The rain is folding in waves against the windows. I close my eyes into moments of lull. In the intricate weaving of life, a flow emerges. Remain steady. Stand ready. I am swaying on cusps, seeing into futures, and I delight at the hope before me. This choice I have been given, to live a life of noticing the smallest things, is the most precious gem I hold. My gold is woven in possibilities and endless patterns of emerging change. Sunsets have no ends nor sunrise beginnings. It is an infinite timelessness merging days into slow minutes. Everything can change in an instant. Tides turn as I row with the ebb and flow. This sea is more vast than I can see. Endlessness is filled with rhythm and hope. I am home no matter where I roam because life is always surging. I was born with portals for DNA, and so I travel the waves through distance. This is my time.
A few months ago my twenty-one year old son and his friends invited me to go hiking.
“Oh, hell yes!” I responded with excitment.
Nature is one of my many loves. I rubbed my hands together gleefully. How cool these youngsters want an oldie but goodie like me along.
“Now, mom,” my son advised, “this is no ordinary hike. I mean, you gotta cross some streams and shit. Like it’s uphill.”
“I’ve hiked before.” I retorted defensively. “I grew up in Alaska learning survival skills. HELLO! Ya’ll should HOPE to have me along.”
We laughed together as we packed our backpacks with carbs and protein snacks, water bottles and extra clothing.
What a beautiful drive to the mountain base. It was to be a mere four mile hike up to where a world opened to more beauty. There, we would have a majestic view of a lake and vast valleys. My adrenaline pumped as I thought about getting up to the plateau and the photo I would get to capture.

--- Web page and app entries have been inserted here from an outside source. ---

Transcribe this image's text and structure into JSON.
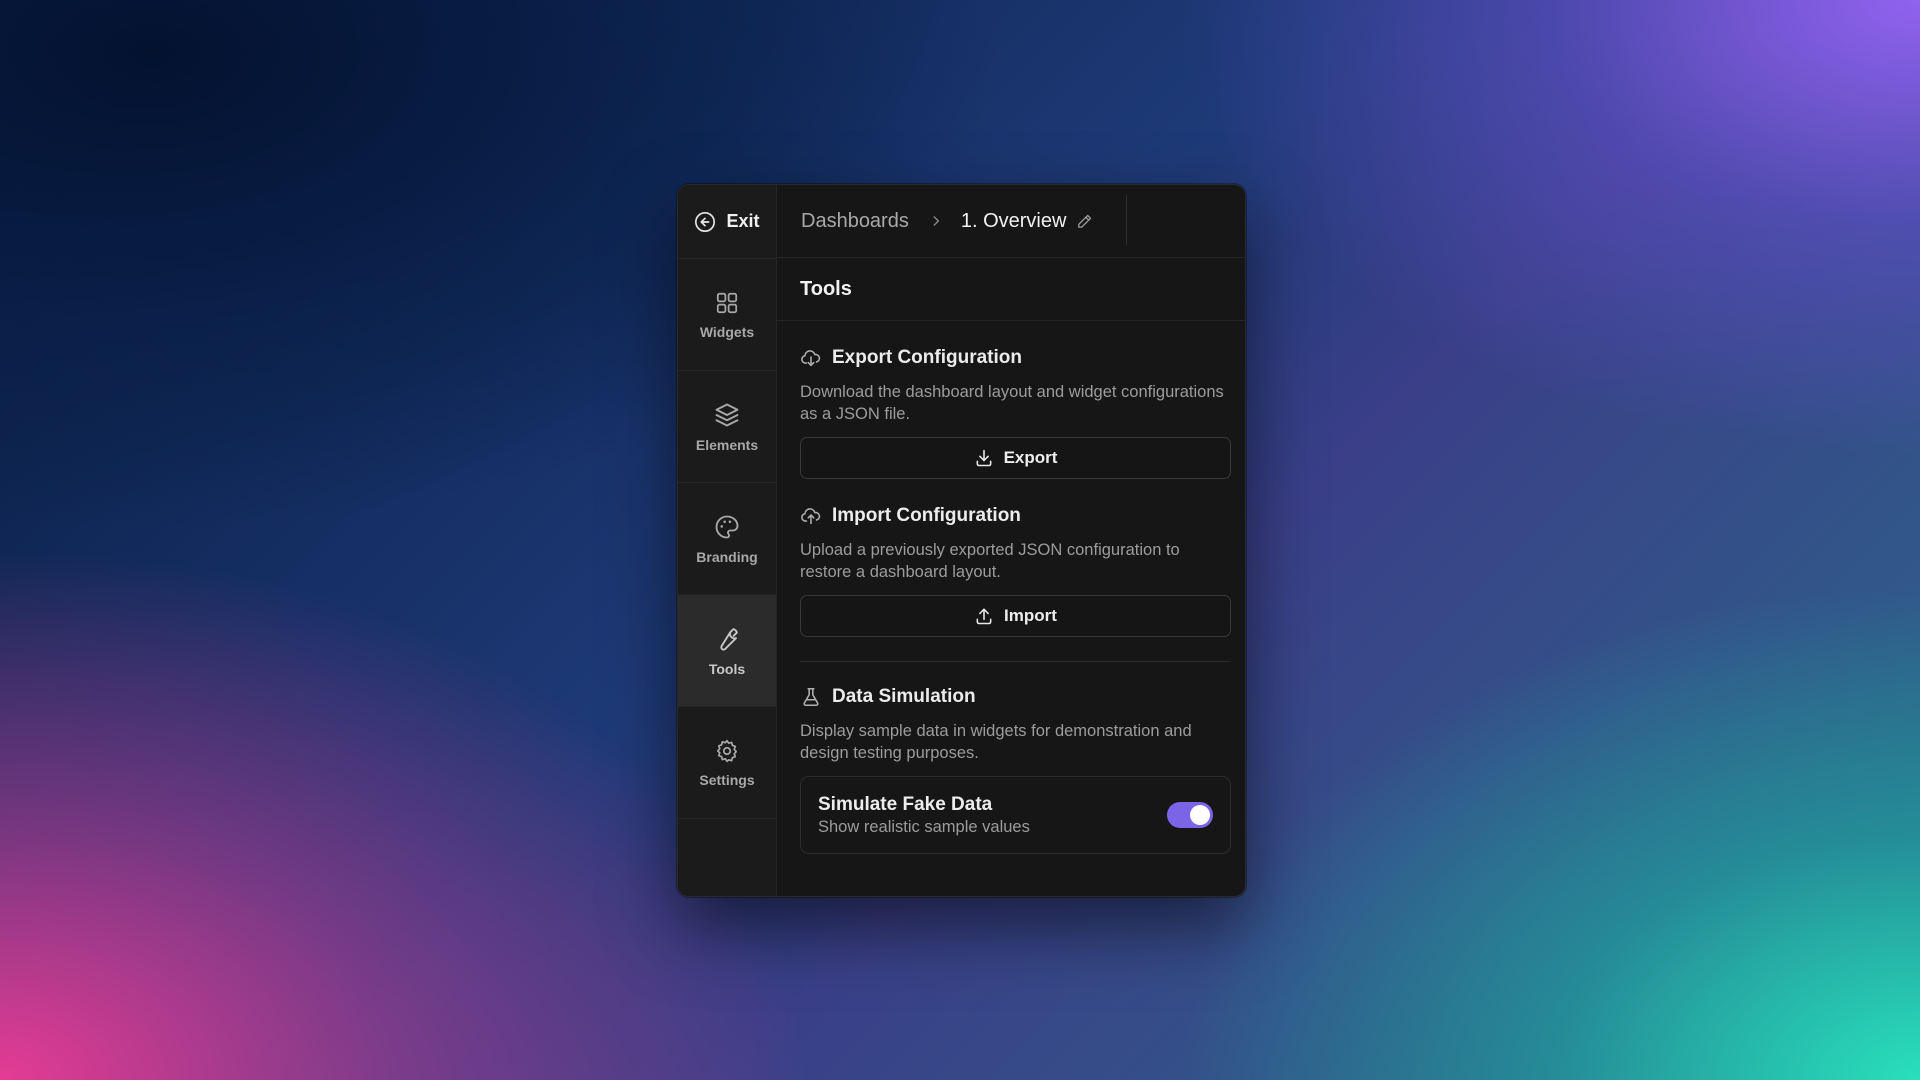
{
  "sidebar": {
    "exit_label": "Exit",
    "items": [
      {
        "label": "Widgets",
        "icon": "grid-icon",
        "active": false
      },
      {
        "label": "Elements",
        "icon": "layers-icon",
        "active": false
      },
      {
        "label": "Branding",
        "icon": "palette-icon",
        "active": false
      },
      {
        "label": "Tools",
        "icon": "wrench-icon",
        "active": true
      },
      {
        "label": "Settings",
        "icon": "gear-icon",
        "active": false
      }
    ]
  },
  "header": {
    "breadcrumb_root": "Dashboards",
    "breadcrumb_current": "1. Overview"
  },
  "main": {
    "title": "Tools",
    "export": {
      "title": "Export Configuration",
      "description": "Download the dashboard layout and widget configurations as a JSON file.",
      "button_label": "Export"
    },
    "import": {
      "title": "Import Configuration",
      "description": "Upload a previously exported JSON configuration to restore a dashboard layout.",
      "button_label": "Import"
    },
    "simulation": {
      "title": "Data Simulation",
      "description": "Display sample data in widgets for demonstration and design testing purposes.",
      "toggle_title": "Simulate Fake Data",
      "toggle_subtitle": "Show realistic sample values",
      "toggle_on": true
    }
  },
  "colors": {
    "accent": "#7c64e6",
    "panel": "#161616",
    "rail": "#1b1b1b"
  }
}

The first two miles I cruised along, soaking in the crisp clean air, waving to tree friends, smiling at rock faces, enjoying the streams and waterfalls.
Mile three the struggle began. The trail became steeper. We’re halfway there, my mind told me. I had this hike in the bag. My son paced me, walking ahead of me a bit, then cheering for me as I huffed and puffed my way to him where we would rest a minute and go at it again again.
Halfway into mile four my legs began to shake. My mind said, fuck you, there’s only a half mile left and then you will be sitting, having lunch, absorbing the best view and resting for a while.
But my legs wouldn’t move. My mind spun with thoughts.
“Get your ass moving.”
“You’re gonna let all these people down and be totally embarrassing!”
“Quit being a wimp. You’re stronger than you think.”
“Just rest for a second then push through!”
Still my legs wouldn’t move. The muscles in my thighs were shaking. My body was not complying. I couldn’t take another step up the rocks. In seconds I was crying; angry and frustrated. I had underestimated my body. Here I was, almost all the way up, with only a half mile of this goddamn hike left. This couldn’t be happening to me. I felt on the verge of physical collapse, but my mind did not agree.
I sat on a rock with my head in my hands, warring with my body as the group gathered around me, calling encouragement.
“Wow, look how far you’ve made it!”
“Save your strength. You will need it for the three mile trek back down.”
“You didn’t let us down! This trail will alway be here!”
“We can come back!”
“Next time we’ll do a different, easier trail!”
“We are so proud of you!”
“We love you.”
Not one time did anyone say:
“Get your ass up and Push through!”
This concept of pushing through is over-rated and over used. Quit saying it for everything. Sometimes people need to rest. Sometimes they need to be congratulated for their hard work. Sometimes you need to acknowledge this. Sometimes you need to praise them for how far they’ve come, then help them back down the mountain so they can rest before they try again. Pushing through is not always the answer. Remember that.